YOUR TASK: Output the records below verbatim, minus the pictures.

INFORMATION:
═══

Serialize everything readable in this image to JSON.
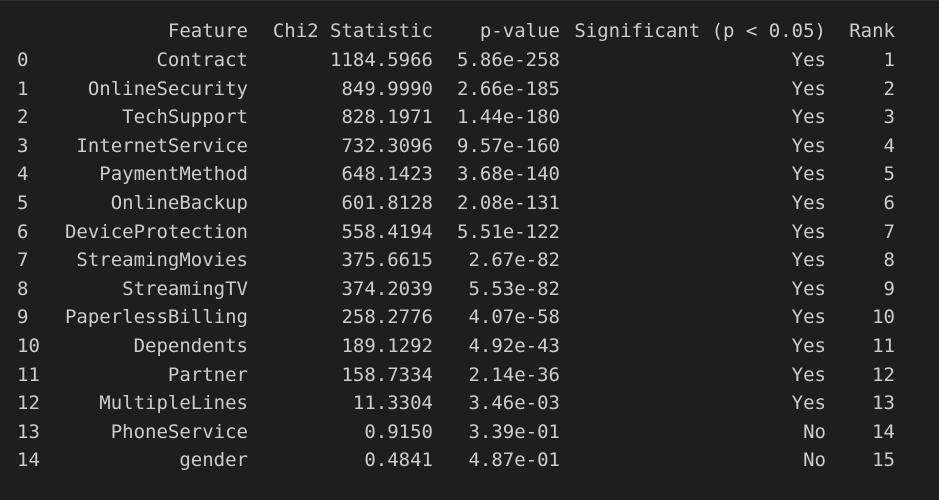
{
  "table": {
    "headers": {
      "index": "",
      "feature": "Feature",
      "chi2": "Chi2 Statistic",
      "pvalue": "p-value",
      "significant": "Significant (p < 0.05)",
      "rank": "Rank"
    },
    "rows": [
      {
        "index": "0",
        "feature": "Contract",
        "chi2": "1184.5966",
        "pvalue": "5.86e-258",
        "significant": "Yes",
        "rank": "1"
      },
      {
        "index": "1",
        "feature": "OnlineSecurity",
        "chi2": "849.9990",
        "pvalue": "2.66e-185",
        "significant": "Yes",
        "rank": "2"
      },
      {
        "index": "2",
        "feature": "TechSupport",
        "chi2": "828.1971",
        "pvalue": "1.44e-180",
        "significant": "Yes",
        "rank": "3"
      },
      {
        "index": "3",
        "feature": "InternetService",
        "chi2": "732.3096",
        "pvalue": "9.57e-160",
        "significant": "Yes",
        "rank": "4"
      },
      {
        "index": "4",
        "feature": "PaymentMethod",
        "chi2": "648.1423",
        "pvalue": "3.68e-140",
        "significant": "Yes",
        "rank": "5"
      },
      {
        "index": "5",
        "feature": "OnlineBackup",
        "chi2": "601.8128",
        "pvalue": "2.08e-131",
        "significant": "Yes",
        "rank": "6"
      },
      {
        "index": "6",
        "feature": "DeviceProtection",
        "chi2": "558.4194",
        "pvalue": "5.51e-122",
        "significant": "Yes",
        "rank": "7"
      },
      {
        "index": "7",
        "feature": "StreamingMovies",
        "chi2": "375.6615",
        "pvalue": "2.67e-82",
        "significant": "Yes",
        "rank": "8"
      },
      {
        "index": "8",
        "feature": "StreamingTV",
        "chi2": "374.2039",
        "pvalue": "5.53e-82",
        "significant": "Yes",
        "rank": "9"
      },
      {
        "index": "9",
        "feature": "PaperlessBilling",
        "chi2": "258.2776",
        "pvalue": "4.07e-58",
        "significant": "Yes",
        "rank": "10"
      },
      {
        "index": "10",
        "feature": "Dependents",
        "chi2": "189.1292",
        "pvalue": "4.92e-43",
        "significant": "Yes",
        "rank": "11"
      },
      {
        "index": "11",
        "feature": "Partner",
        "chi2": "158.7334",
        "pvalue": "2.14e-36",
        "significant": "Yes",
        "rank": "12"
      },
      {
        "index": "12",
        "feature": "MultipleLines",
        "chi2": "11.3304",
        "pvalue": "3.46e-03",
        "significant": "Yes",
        "rank": "13"
      },
      {
        "index": "13",
        "feature": "PhoneService",
        "chi2": "0.9150",
        "pvalue": "3.39e-01",
        "significant": "No",
        "rank": "14"
      },
      {
        "index": "14",
        "feature": "gender",
        "chi2": "0.4841",
        "pvalue": "4.87e-01",
        "significant": "No",
        "rank": "15"
      }
    ]
  },
  "colors": {
    "background": "#1e1e1e",
    "text": "#cccccc"
  }
}
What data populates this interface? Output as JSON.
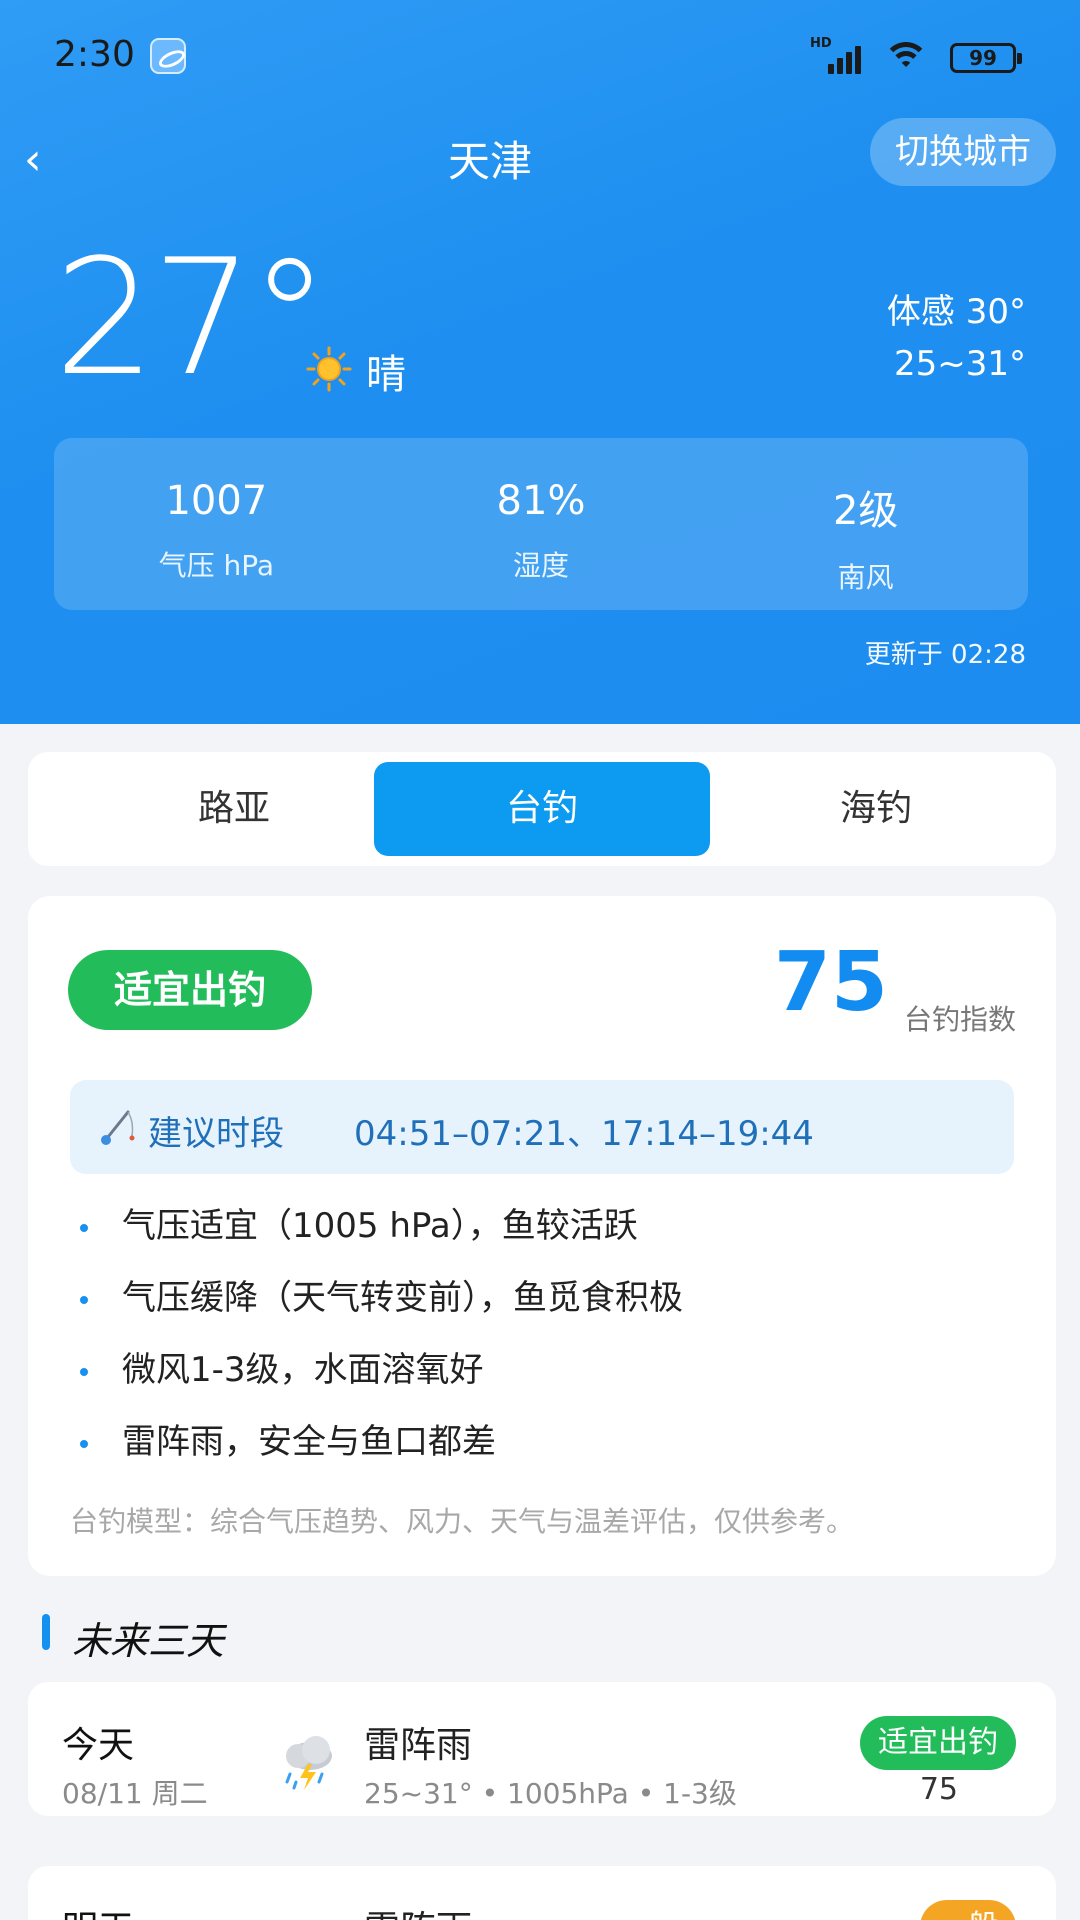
{
  "status_bar": {
    "time": "2:30",
    "signal_label": "HD",
    "battery": "99"
  },
  "header": {
    "city": "天津",
    "back_glyph": "‹",
    "switch_city_label": "切换城市",
    "temperature": "27°",
    "condition": "晴",
    "feels_like": "体感 30°",
    "temp_range": "25~31°",
    "updated": "更新于 02:28"
  },
  "stats": [
    {
      "value": "1007",
      "label": "气压 hPa"
    },
    {
      "value": "81%",
      "label": "湿度"
    },
    {
      "value": "2级",
      "label": "南风"
    }
  ],
  "tabs": [
    {
      "label": "路亚",
      "active": false
    },
    {
      "label": "台钓",
      "active": true
    },
    {
      "label": "海钓",
      "active": false
    }
  ],
  "fishing": {
    "suitability": "适宜出钓",
    "index_value": "75",
    "index_label": "台钓指数",
    "period_label": "建议时段",
    "period_times": "04:51–07:21、17:14–19:44",
    "tips": [
      "气压适宜（1005 hPa），鱼较活跃",
      "气压缓降（天气转变前），鱼觅食积极",
      "微风1-3级，水面溶氧好",
      "雷阵雨，安全与鱼口都差"
    ],
    "note": "台钓模型：综合气压趋势、风力、天气与温差评估，仅供参考。"
  },
  "forecast": {
    "title": "未来三天",
    "days": [
      {
        "name": "今天",
        "date": "08/11 周二",
        "icon": "thunderstorm-icon",
        "weather": "雷阵雨",
        "details": "25~31° • 1005hPa • 1-3级",
        "badge": "适宜出钓",
        "badge_color": "#22bd5a",
        "score": "75"
      },
      {
        "name": "明天",
        "date": "",
        "icon": "thunderstorm-icon",
        "weather": "雷阵雨",
        "details": "",
        "badge": "一般",
        "badge_color": "#f5a524",
        "score": ""
      }
    ]
  },
  "colors": {
    "header_blue": "#1e8ff0",
    "tab_active": "#0c9bf0",
    "suitable_green": "#22bd5a",
    "index_blue": "#128cf0",
    "average_orange": "#f5a524"
  }
}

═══

OUTPUT:
Serialize everything readable in this image to JSON.
{
  "table": {
    "headers": {
      "index": "",
      "feature": "Feature",
      "chi2": "Chi2 Statistic",
      "pvalue": "p-value",
      "significant": "Significant (p < 0.05)",
      "rank": "Rank"
    },
    "rows": [
      {
        "index": "0",
        "feature": "Contract",
        "chi2": "1184.5966",
        "pvalue": "5.86e-258",
        "significant": "Yes",
        "rank": "1"
      },
      {
        "index": "1",
        "feature": "OnlineSecurity",
        "chi2": "849.9990",
        "pvalue": "2.66e-185",
        "significant": "Yes",
        "rank": "2"
      },
      {
        "index": "2",
        "feature": "TechSupport",
        "chi2": "828.1971",
        "pvalue": "1.44e-180",
        "significant": "Yes",
        "rank": "3"
      },
      {
        "index": "3",
        "feature": "InternetService",
        "chi2": "732.3096",
        "pvalue": "9.57e-160",
        "significant": "Yes",
        "rank": "4"
      },
      {
        "index": "4",
        "feature": "PaymentMethod",
        "chi2": "648.1423",
        "pvalue": "3.68e-140",
        "significant": "Yes",
        "rank": "5"
      },
      {
        "index": "5",
        "feature": "OnlineBackup",
        "chi2": "601.8128",
        "pvalue": "2.08e-131",
        "significant": "Yes",
        "rank": "6"
      },
      {
        "index": "6",
        "feature": "DeviceProtection",
        "chi2": "558.4194",
        "pvalue": "5.51e-122",
        "significant": "Yes",
        "rank": "7"
      },
      {
        "index": "7",
        "feature": "StreamingMovies",
        "chi2": "375.6615",
        "pvalue": "2.67e-82",
        "significant": "Yes",
        "rank": "8"
      },
      {
        "index": "8",
        "feature": "StreamingTV",
        "chi2": "374.2039",
        "pvalue": "5.53e-82",
        "significant": "Yes",
        "rank": "9"
      },
      {
        "index": "9",
        "feature": "PaperlessBilling",
        "chi2": "258.2776",
        "pvalue": "4.07e-58",
        "significant": "Yes",
        "rank": "10"
      },
      {
        "index": "10",
        "feature": "Dependents",
        "chi2": "189.1292",
        "pvalue": "4.92e-43",
        "significant": "Yes",
        "rank": "11"
      },
      {
        "index": "11",
        "feature": "Partner",
        "chi2": "158.7334",
        "pvalue": "2.14e-36",
        "significant": "Yes",
        "rank": "12"
      },
      {
        "index": "12",
        "feature": "MultipleLines",
        "chi2": "11.3304",
        "pvalue": "3.46e-03",
        "significant": "Yes",
        "rank": "13"
      },
      {
        "index": "13",
        "feature": "PhoneService",
        "chi2": "0.9150",
        "pvalue": "3.39e-01",
        "significant": "No",
        "rank": "14"
      },
      {
        "index": "14",
        "feature": "gender",
        "chi2": "0.4841",
        "pvalue": "4.87e-01",
        "significant": "No",
        "rank": "15"
      }
    ]
  },
  "colors": {
    "background": "#1e1e1e",
    "text": "#cccccc"
  }
}
What data populates this interface? Output as JSON.
{
  "status_bar": {
    "time": "2:30",
    "signal_label": "HD",
    "battery": "99"
  },
  "header": {
    "city": "天津",
    "back_glyph": "‹",
    "switch_city_label": "切换城市",
    "temperature": "27°",
    "condition": "晴",
    "feels_like": "体感 30°",
    "temp_range": "25~31°",
    "updated": "更新于 02:28"
  },
  "stats": [
    {
      "value": "1007",
      "label": "气压 hPa"
    },
    {
      "value": "81%",
      "label": "湿度"
    },
    {
      "value": "2级",
      "label": "南风"
    }
  ],
  "tabs": [
    {
      "label": "路亚",
      "active": false
    },
    {
      "label": "台钓",
      "active": true
    },
    {
      "label": "海钓",
      "active": false
    }
  ],
  "fishing": {
    "suitability": "适宜出钓",
    "index_value": "75",
    "index_label": "台钓指数",
    "period_label": "建议时段",
    "period_times": "04:51–07:21、17:14–19:44",
    "tips": [
      "气压适宜（1005 hPa），鱼较活跃",
      "气压缓降（天气转变前），鱼觅食积极",
      "微风1-3级，水面溶氧好",
      "雷阵雨，安全与鱼口都差"
    ],
    "note": "台钓模型：综合气压趋势、风力、天气与温差评估，仅供参考。"
  },
  "forecast": {
    "title": "未来三天",
    "days": [
      {
        "name": "今天",
        "date": "08/11 周二",
        "icon": "thunderstorm-icon",
        "weather": "雷阵雨",
        "details": "25~31° • 1005hPa • 1-3级",
        "badge": "适宜出钓",
        "badge_color": "#22bd5a",
        "score": "75"
      },
      {
        "name": "明天",
        "date": "",
        "icon": "thunderstorm-icon",
        "weather": "雷阵雨",
        "details": "",
        "badge": "一般",
        "badge_color": "#f5a524",
        "score": ""
      }
    ]
  },
  "colors": {
    "header_blue": "#1e8ff0",
    "tab_active": "#0c9bf0",
    "suitable_green": "#22bd5a",
    "index_blue": "#128cf0",
    "average_orange": "#f5a524"
  }
}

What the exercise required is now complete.